▸ **Exercise**: From the records below, please return each line that holds the word "DirectX".

▸ **Material to process**:
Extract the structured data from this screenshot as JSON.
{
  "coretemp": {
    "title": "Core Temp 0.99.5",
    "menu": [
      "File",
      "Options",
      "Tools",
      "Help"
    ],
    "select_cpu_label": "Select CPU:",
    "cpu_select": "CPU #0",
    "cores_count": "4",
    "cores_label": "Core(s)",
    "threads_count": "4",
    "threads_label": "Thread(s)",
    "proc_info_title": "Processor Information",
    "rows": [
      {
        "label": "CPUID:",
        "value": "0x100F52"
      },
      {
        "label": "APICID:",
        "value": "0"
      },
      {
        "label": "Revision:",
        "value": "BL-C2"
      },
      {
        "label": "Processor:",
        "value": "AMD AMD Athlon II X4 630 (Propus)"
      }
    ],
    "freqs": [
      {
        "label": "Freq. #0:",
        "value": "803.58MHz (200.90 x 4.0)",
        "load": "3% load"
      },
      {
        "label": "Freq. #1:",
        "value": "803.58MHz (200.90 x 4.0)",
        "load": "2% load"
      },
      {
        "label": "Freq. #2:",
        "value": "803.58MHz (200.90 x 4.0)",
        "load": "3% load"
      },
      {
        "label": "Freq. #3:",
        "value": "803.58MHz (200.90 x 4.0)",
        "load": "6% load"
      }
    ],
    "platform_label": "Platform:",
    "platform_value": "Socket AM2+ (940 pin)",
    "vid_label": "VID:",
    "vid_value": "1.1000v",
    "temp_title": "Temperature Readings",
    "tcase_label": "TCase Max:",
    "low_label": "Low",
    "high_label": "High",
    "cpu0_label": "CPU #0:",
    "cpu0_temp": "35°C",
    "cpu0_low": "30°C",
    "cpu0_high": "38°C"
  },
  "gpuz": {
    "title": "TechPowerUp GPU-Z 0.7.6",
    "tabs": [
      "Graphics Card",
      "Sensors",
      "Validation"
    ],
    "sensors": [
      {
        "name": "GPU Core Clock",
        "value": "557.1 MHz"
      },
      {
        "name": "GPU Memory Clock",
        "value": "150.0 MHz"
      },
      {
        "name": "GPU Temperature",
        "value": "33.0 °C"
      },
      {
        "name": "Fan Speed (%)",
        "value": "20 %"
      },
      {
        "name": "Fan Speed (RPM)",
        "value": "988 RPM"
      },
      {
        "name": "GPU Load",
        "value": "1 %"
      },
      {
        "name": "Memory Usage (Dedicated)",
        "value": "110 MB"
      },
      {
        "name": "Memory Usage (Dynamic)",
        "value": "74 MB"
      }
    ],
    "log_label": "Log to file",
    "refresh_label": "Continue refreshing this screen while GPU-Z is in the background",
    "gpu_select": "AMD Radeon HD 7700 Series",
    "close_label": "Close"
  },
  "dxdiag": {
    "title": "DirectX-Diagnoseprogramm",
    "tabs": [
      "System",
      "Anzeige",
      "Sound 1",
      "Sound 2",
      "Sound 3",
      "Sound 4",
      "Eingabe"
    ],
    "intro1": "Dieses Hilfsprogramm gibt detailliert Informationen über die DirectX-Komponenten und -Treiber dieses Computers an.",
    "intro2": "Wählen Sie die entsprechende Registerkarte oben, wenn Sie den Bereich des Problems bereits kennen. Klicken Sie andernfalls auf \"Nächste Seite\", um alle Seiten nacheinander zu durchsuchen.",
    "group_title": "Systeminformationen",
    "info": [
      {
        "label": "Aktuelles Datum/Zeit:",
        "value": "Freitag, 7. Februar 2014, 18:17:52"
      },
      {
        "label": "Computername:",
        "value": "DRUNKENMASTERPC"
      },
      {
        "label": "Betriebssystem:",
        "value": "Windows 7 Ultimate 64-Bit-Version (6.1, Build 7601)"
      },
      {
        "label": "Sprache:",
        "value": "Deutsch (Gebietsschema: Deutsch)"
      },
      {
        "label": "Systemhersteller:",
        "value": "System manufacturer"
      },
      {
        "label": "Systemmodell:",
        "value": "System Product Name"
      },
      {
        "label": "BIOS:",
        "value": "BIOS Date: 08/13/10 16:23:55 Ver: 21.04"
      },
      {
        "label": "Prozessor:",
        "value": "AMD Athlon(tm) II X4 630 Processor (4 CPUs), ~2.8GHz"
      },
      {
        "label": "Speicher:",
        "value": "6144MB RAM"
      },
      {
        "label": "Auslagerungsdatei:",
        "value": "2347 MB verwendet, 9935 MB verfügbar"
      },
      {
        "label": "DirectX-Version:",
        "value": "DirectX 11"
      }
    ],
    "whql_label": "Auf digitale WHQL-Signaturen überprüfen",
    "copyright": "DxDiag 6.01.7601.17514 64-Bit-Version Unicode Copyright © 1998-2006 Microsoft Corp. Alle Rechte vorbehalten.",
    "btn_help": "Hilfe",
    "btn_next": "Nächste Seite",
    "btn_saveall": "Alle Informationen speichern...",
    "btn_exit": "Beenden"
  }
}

▸ **Solved exercise**:
    "title": "DirectX-Diagnoseprogramm",
    "intro1": "Dieses Hilfsprogramm gibt detailliert Informationen über die DirectX-Komponenten und -Treiber dieses Computers an.",
        "label": "DirectX-Version:",
        "value": "DirectX 11"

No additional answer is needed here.